He said in
Over the weekend, Microsoft withdrew its 3-month-old unsolicited bid for Yahoo after seeing the impasse with Yahoos board over a mutually acceptable sales price.
"Now at this point Microsoft is focused on its independent strategy," Gates told reporters at a news conference in
Microsoft Chief Executive Steve Ballmer had orally offered to pay US$33 per share, or US$47.5 billion, for Yahoo, up from an initial bid valued at US$44.6 billion, or US$31 per share. At the time the negotiations collapsed, the value of Microsoft’s original offer had fallen to US$42.3 billion, or $29.40 per share, because half the deal was supposed to be financed with Microsoft’s declining stock.
Yahoo’s board wanted US$37 per share - a price that the company’s stock hasn’t reached in more than two years.
Microsoft trails Google in the online search and advertising markets, and the bid for Yahoo was an attempt at turning that around.
But Gates said that Microsoft was determined to make "advances" in its own search offering and meetings were in the works in
"We will make the advances that give people a great choice there," he said.
Microsoft’s intense pursuit of Yahoo was widely seen as an acknowledgment of weaknesses in Microsoft’s solo Web search and advertising strategy, and the software maker now needs to prove it can innovate without Yahoo as a partner.

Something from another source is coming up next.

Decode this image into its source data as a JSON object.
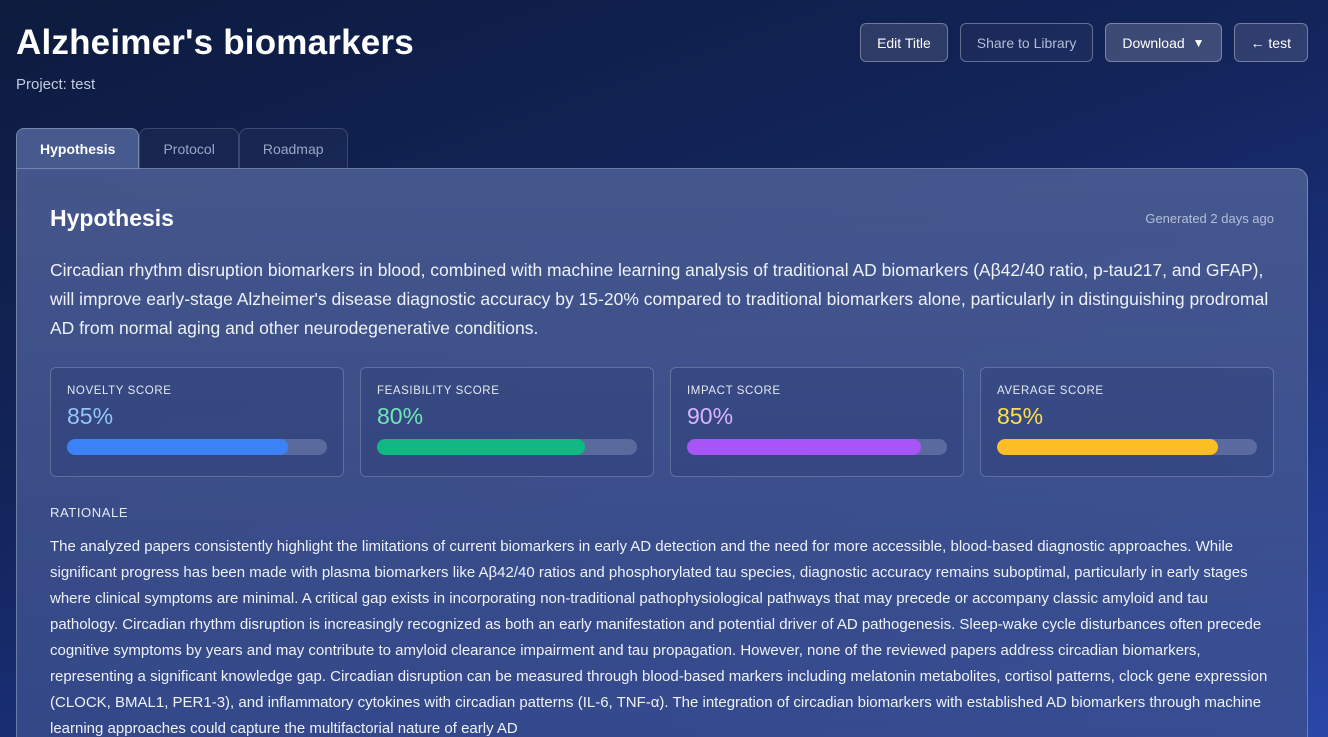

Gates makes periodic trips to Asia, and he was in
Possibilities include large Internet companies such as Time Warner Inc.s AOL and News Corp.’s MySpace and promising startups such as Facebook Inc. and LinkedIn Corp.
Microsoft already owns a 1.6 percent stake in Facebook, the second-largest social network behind MySpace.